We found you through the listserv at work the first fall I taught at Geneva. We brought you home and because it was October and you were orange, we named you Jack, short for Jack-o-Lantern. It was an easy name for Grant to say. And you’ve been our faithful companion since then.
You’ve carefully examined new car seats and the squalling babies they brought. You’ve curled up on the end of children’s beds to watch them at night, though never too close to their sticky hands because you hated to cuddle. And you’ve managed to get in almost every back-to-school picture I’ve ever taken, somehow sure that what I really wanted was you in the camera instead of the kids.
I sometimes thought you were more the neighborhood’s cat than our own. You were happiest outside, especially as the days warmed up. In fact, I counted seasons by you. In spring and summer, I would see you surveying the street from porches all up and down or block, getting a different vantage point on what happened on College Hill. I would knowing it was really fall again when you decided to hang out inside our house instead of on someone else’s porch. When you finally came home to see us, people would say, “Oh, that’s your cat?” because of how far you roamed during the warmer months. You made yourself known everywhere; I even saw your picture in someone else’s wedding slide-show, because you considered their home yours, too. You were king of the neighborhood, and everyone from our neighbors to the stray cats in the alley knew it.
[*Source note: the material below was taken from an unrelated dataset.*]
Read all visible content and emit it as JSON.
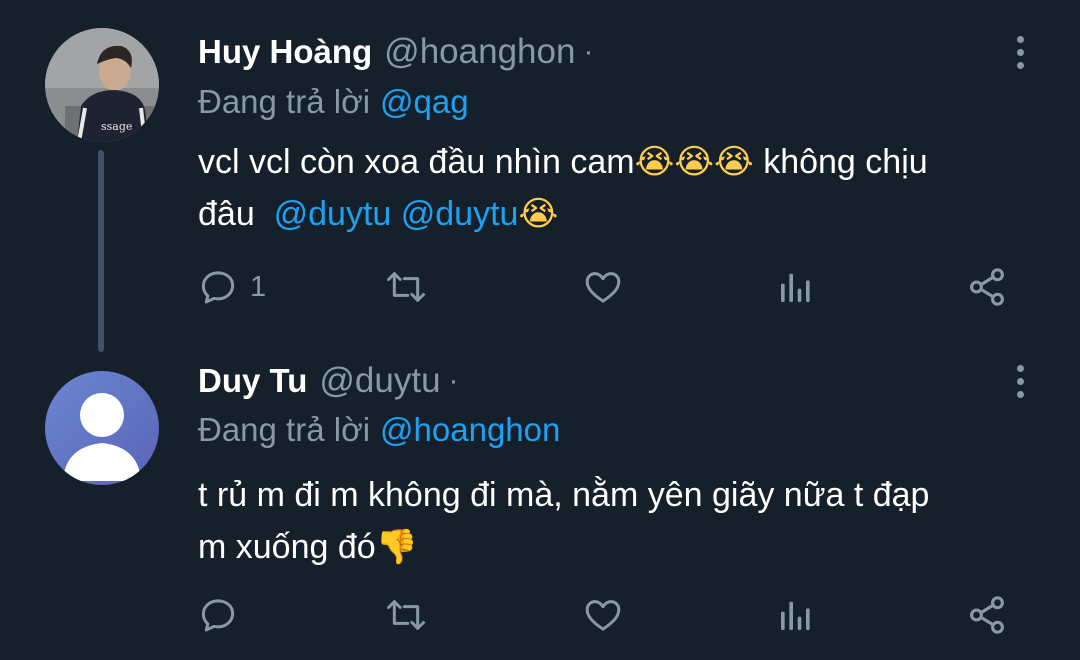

You had a fraught relationship with those alley cats. Hitler, the alley cat who takes after his namesake, you liked and would let into the backyard. But other cats, ones that we tried to welcome into our home, you looked at with deep suspicion. And if the squirrel chitterings and robins squawks are anything to go by, you had made yourself known to those communities, too. It was different with dogs. You seemed to adopt River as one of your best friends, curling up with her, or forcing her off the dog bed so you could be comfortable, and then greeting her with a gentle nudge of your head whenever you met outside. We know she will miss you.
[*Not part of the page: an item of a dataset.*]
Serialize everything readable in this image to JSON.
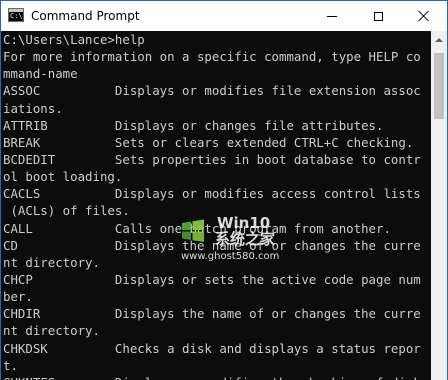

As the weather turned again this fall, we knew that you wouldn’t be with us in the spring. We knew that today was the day we needed to say goodbye. It was right, but still so hard. Thank you for being part of our family for so many years, Jack. We will miss you.